There were a lot of opportunities for leadership as far as who will lead discussions, who’s volunteering. Being an example and being engaged.
David Sherman/NBAE/Getty Images
KR: Obviously going into the draft, it’s basketball, basketball, basketball. You go to Summer League and it’s the same thing. We’ve talked to other rookies about this, too, but with some of the things that are discussed during the Rookie Transition Program, there are so many other things that go into the business. You’re making a lot more money. There are people who might not have your best interest. The travel. There are just other things you have to worry about. Did you know that there were this many things that you needed to be aware of?
JO: I knew there were things off the court that I had to deal with. Obviously going into the NBA, there’s a lot of things that were off the court that I had to spend time on. I didn’t know to the extent, and I think the Rookie Transition Program did a really good job of highlighting those points and telling us how severe some of these things can be. There’s a lot of things that we take for granted that we really don’t pay attention to. I didn’t know how big mental wellness is. Obviously the Rookie Transition Program did a great job of that. These are things I’ve gotta watch out for and these are the things that are going to prevent me getting into situations that could lead me in the wrong direction and potentially harm my career.
KR: As far as Summer League went, I can assure you, you made plenty of fans from the way you played. The intensity, especially defensively, was recognized. What kind of feedback have you gotten from that performance?
JO: It’s great. Anytime I can bring smiles to the fans of Minnesota. I know last year, we brought a winning culture and I think that was the first year in many years we had a winning team. I want to help sustain that. I don’t want it to be a drop off. Over the course of a span of time, rosters may change, but as long as I’m here, I want to bring that stability to the Timberwolves program, whether I’m on the bench cheering my teammates on or whether it’s playing 40 minutes, wherever I’m at on the floor. Whether I’m playing or not, I want Timberwolves fans to know I’m doing everything in my power to keep that winning mentality.
KR: You’ve been with Keita Bates-Diop throughout the whole process.

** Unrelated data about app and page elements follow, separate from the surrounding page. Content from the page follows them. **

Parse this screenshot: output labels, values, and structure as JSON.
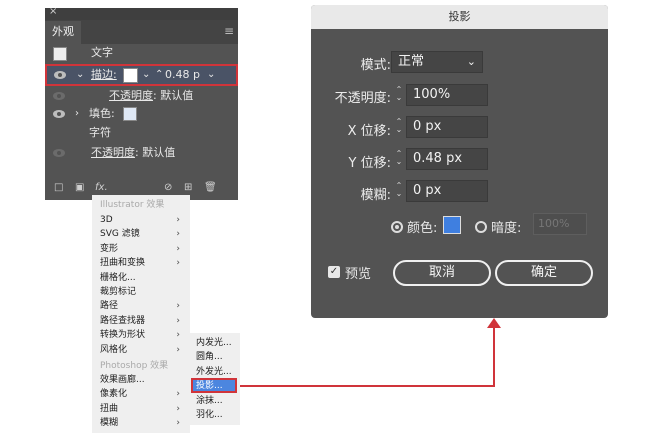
{
  "appearance_panel": {
    "close_glyph": "×",
    "tab_label": "外观",
    "menu_glyph": "≡",
    "text_label": "文字",
    "stroke_label": "描边:",
    "stroke_value": "0.48 p",
    "stroke_opacity_label": "不透明度",
    "stroke_opacity_value": ": 默认值",
    "fill_label": "填色:",
    "char_label": "字符",
    "opacity_label": "不透明度",
    "opacity_value": ": 默认值",
    "fx_label": "fx."
  },
  "fx_menu": {
    "header_illustrator": "Illustrator 效果",
    "items_illustrator": [
      {
        "label": "3D",
        "arrow": "›"
      },
      {
        "label": "SVG 滤镜",
        "arrow": "›"
      },
      {
        "label": "变形",
        "arrow": "›"
      },
      {
        "label": "扭曲和变换",
        "arrow": "›"
      },
      {
        "label": "栅格化...",
        "arrow": ""
      },
      {
        "label": "裁剪标记",
        "arrow": ""
      },
      {
        "label": "路径",
        "arrow": "›"
      },
      {
        "label": "路径查找器",
        "arrow": "›"
      },
      {
        "label": "转换为形状",
        "arrow": "›"
      },
      {
        "label": "风格化",
        "arrow": "›"
      }
    ],
    "header_photoshop": "Photoshop 效果",
    "items_photoshop": [
      {
        "label": "效果画廊...",
        "arrow": ""
      },
      {
        "label": "像素化",
        "arrow": "›"
      },
      {
        "label": "扭曲",
        "arrow": "›"
      },
      {
        "label": "模糊",
        "arrow": "›"
      }
    ]
  },
  "stylize_submenu": {
    "items": [
      "内发光...",
      "圆角...",
      "外发光...",
      "投影...",
      "涂抹...",
      "羽化..."
    ]
  },
  "drop_shadow_dialog": {
    "title": "投影",
    "mode_label": "模式:",
    "mode_value": "正常",
    "opacity_label": "不透明度:",
    "opacity_value": "100%",
    "x_offset_label": "X 位移:",
    "x_offset_value": "0 px",
    "y_offset_label": "Y 位移:",
    "y_offset_value": "0.48 px",
    "blur_label": "模糊:",
    "blur_value": "0 px",
    "color_label": "颜色:",
    "color_swatch": "#3f7fe0",
    "darkness_label": "暗度:",
    "darkness_value": "100%",
    "preview_label": "预览",
    "cancel_label": "取消",
    "ok_label": "确定"
  },
  "colors": {
    "highlight": "#d0343a",
    "accent_blue": "#3f7fe0"
  }
}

You both were slotted to go at similar spots in the draft. In Summer League you both impressed everybody. After the draft and after Summer League, a lot of people were saying the Wolves were winners in the draft given how you guys performed. What’s your bond like with Keita and having someone to go through this all with?
JO: Even going to all of these things, you see other players and there are a lot of players who are the only ones drafted from their team. It’s hard being a rookie. You have to do more than the average player. Keita’s a great guy. When you got a guy like Keita sitting next to you, you feel good. He’s a great player and pushes me to work hard. Like you said, we were slotted to go in the same spot, but it’s not really where you start. At the end of the day, I’d rather be the 60th pick of the draft and have a 15-year career than be the first pick and be done after my rookie contract. It’s just what Keita makes of it. The way he plays and the way he is, I don’t think it’s going to be hard for him to make that adjustment and be the player everybody knows he can be.

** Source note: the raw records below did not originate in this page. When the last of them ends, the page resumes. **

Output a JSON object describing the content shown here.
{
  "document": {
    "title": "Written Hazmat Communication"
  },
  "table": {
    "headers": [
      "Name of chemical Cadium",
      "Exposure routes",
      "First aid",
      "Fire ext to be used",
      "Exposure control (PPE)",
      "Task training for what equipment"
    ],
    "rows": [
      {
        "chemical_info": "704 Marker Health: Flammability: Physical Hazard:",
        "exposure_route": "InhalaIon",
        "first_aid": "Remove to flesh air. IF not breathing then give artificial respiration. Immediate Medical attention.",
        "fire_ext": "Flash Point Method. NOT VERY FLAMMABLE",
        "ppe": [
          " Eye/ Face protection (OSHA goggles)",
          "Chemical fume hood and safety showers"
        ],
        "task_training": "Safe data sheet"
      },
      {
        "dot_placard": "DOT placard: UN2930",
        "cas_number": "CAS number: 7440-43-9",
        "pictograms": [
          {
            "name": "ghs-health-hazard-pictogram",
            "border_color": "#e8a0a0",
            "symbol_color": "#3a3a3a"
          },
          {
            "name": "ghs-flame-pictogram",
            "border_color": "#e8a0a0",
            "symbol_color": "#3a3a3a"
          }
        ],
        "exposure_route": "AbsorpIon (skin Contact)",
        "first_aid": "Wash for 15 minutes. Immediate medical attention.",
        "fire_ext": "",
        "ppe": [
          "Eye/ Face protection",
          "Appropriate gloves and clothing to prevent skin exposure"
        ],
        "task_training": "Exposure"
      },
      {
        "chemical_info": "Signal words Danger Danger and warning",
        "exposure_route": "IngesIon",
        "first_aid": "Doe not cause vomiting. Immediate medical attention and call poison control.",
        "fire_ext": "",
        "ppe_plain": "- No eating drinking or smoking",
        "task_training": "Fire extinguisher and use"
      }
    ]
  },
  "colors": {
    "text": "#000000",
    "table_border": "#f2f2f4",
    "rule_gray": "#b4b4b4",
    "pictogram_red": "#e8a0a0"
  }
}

KR: Training camp is coming up. It probably feels like you’ve been waiting forever. What are some of the things you’re looking forward to in training camp and to start the season?

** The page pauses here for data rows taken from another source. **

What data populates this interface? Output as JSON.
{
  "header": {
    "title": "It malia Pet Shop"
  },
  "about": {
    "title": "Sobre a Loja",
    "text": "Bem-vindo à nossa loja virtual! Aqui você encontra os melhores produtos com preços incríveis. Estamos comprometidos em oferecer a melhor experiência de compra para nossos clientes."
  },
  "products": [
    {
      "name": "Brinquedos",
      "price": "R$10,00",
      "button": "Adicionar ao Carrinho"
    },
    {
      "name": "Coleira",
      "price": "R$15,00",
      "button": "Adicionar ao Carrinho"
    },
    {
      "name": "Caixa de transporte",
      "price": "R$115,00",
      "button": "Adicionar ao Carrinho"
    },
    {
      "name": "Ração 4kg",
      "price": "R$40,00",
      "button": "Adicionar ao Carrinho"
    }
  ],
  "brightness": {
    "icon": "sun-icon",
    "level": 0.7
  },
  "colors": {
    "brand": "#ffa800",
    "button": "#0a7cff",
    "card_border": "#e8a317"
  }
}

JO: Getting acclimated to the culture. I know I’ve been practicing with Summer League and working out with the team, but going there with Coach Thibodeau. Meeting the teammates and building that chemistry. Heading into training camp, trying to get together and mingle and start to form that bond.